Video

Video Next to Iran, Climate at Forefront of Obama Agenda

President Barack Obama this week announced new initiatives aimed at making it easier for Americans to access renewable energy sources such as solar and wind. Obama is not slowing down when it comes to pushing through climate change measures, an issue he says is the greatest threat to the country’s national security. VOA correspondent Aru Pande has more from the White House.
Video

Video Shipping Containers Provide Experimental Housing

Housing prices around the San Francisco Bay area are out of reach for many people, so some young entrepreneurs, artists and tech industry workers are creating their own houses using converted shipping containers. But as VOA's Mike O’Sullivan reports from Oakland, the effort requires ingenuity and dealing with restrictive local laws.
Video

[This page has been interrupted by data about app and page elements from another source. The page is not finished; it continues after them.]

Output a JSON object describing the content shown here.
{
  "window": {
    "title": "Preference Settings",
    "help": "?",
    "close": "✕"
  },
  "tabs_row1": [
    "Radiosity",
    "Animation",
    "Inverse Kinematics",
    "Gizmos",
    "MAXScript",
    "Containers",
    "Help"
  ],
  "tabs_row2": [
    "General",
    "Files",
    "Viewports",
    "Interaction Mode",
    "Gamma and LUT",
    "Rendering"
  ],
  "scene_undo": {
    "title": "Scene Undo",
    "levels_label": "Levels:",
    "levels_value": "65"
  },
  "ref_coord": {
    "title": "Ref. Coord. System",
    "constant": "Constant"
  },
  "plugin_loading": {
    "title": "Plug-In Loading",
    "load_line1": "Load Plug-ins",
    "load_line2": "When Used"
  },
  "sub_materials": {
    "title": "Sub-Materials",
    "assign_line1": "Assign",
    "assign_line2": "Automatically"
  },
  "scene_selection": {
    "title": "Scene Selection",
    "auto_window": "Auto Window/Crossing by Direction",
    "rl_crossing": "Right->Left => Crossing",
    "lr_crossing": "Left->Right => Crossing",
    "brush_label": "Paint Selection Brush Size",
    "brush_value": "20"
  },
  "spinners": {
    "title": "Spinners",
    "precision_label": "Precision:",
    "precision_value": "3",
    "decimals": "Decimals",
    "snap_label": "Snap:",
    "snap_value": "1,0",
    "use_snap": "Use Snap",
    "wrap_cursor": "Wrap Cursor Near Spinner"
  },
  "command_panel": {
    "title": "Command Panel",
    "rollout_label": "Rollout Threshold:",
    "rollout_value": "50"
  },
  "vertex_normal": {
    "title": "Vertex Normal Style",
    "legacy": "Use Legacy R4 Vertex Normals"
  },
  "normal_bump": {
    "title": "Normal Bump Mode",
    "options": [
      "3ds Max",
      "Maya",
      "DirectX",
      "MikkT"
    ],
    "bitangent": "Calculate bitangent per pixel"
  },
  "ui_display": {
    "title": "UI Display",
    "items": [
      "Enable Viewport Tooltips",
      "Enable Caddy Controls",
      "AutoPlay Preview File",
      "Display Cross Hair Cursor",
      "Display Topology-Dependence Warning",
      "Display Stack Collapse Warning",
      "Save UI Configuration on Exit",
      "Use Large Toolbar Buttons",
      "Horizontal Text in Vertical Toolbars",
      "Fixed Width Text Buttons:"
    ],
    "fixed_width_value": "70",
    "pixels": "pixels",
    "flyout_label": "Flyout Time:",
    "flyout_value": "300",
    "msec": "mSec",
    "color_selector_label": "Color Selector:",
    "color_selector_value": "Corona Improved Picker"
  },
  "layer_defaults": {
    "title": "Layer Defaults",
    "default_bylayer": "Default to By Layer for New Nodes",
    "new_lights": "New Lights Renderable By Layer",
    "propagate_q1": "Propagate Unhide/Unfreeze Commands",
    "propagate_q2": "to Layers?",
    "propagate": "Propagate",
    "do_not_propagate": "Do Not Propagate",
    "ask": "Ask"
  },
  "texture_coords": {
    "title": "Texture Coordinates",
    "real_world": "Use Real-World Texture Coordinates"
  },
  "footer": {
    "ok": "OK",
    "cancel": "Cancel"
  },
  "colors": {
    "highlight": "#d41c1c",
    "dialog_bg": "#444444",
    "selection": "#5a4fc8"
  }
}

Video Arctic Draws International Competition for Oil

A new geopolitical “Great Game” is underway in earth’s northernmost region, the Arctic, where Russia has claimed a large area for resource development and President Barack Obama recently approved Shell Oil Company’s test-drilling project in an area under U.S. control. Greg Flakus reports.
Video

Video Philippine Maritime Police: Chinese Fishermen a Threat to Country’s Security

China and the Philippines both claim maritime rights in the South China Sea.  That includes the right to fish in those waters. Jason Strother reports on how the Philippines is catching Chinese nationals it says are illegal poachers. He has the story from Palawan province.
Video

Video Technique May Eliminate Drill-and-Fill Dental Care

Many people dread visiting dentists because they're afraid of drills. Now, however, a technology developed by a British firm promises to eliminate the need for mechanical cleaning of dental cavities by speeding a natural process of tooth repair. VOA’s George Putic reports.
Video

Video China's Spratly Island Building Said to Light Up the Night 'Like A City'

Southeast Asian countries claim China has illegally seized territory in the Spratly islands. It is especially a concern for a Philippine mayor who says Beijing is occupying parts of his municipality. Jason Strother reports from the capital of Palawan province, Puerto Princesa.
Video

Video Ages-old Ice Reveals Secrets of Climate Change

Ice caps don't just exist at the world's poles. There are also tropical ice caps, and the largest sits atop the Peruvian Andes - but it is melting, quickly, and may be gone within the next 20 years. George Putic reports scientists are now rushing to take samples to get at the valuable information about climate change locked in the ice.
Video

Video French Experiment in Integrating Roma Under Threat

Plans to destroy France’s oldest slum have sparked an outcry on the part of its Roma residents. As Lisa Bryant reports from the Paris suburb of La Courneuve, rights groups argue the community is a fledgling experiment on integrating Roma who are often outcasts in many parts of Europe.
Video

Video Kenyans Turn to Agriculture for Business

Each year Kenyan universities continue to churn out graduates for the job market despite the already existing high rate of unemployment among youth in the country. Some of these young men and women have realized that agriculture can be as rewarding as any other business or job, and they are resorting to agribusiness in large numbers as a way of tackling unemployment. Rael Ombuor reports for VOA.
Video

Video First Women Graduate Elite Army Ranger School

Two women are making history for the U.S. Army by proving they are among the toughest of the tough. VOA's Carla Babb reports from Fort Benning, Georgia as 94 men and those two women rise as graduates of the difficult Ranger school.

VOA Blogs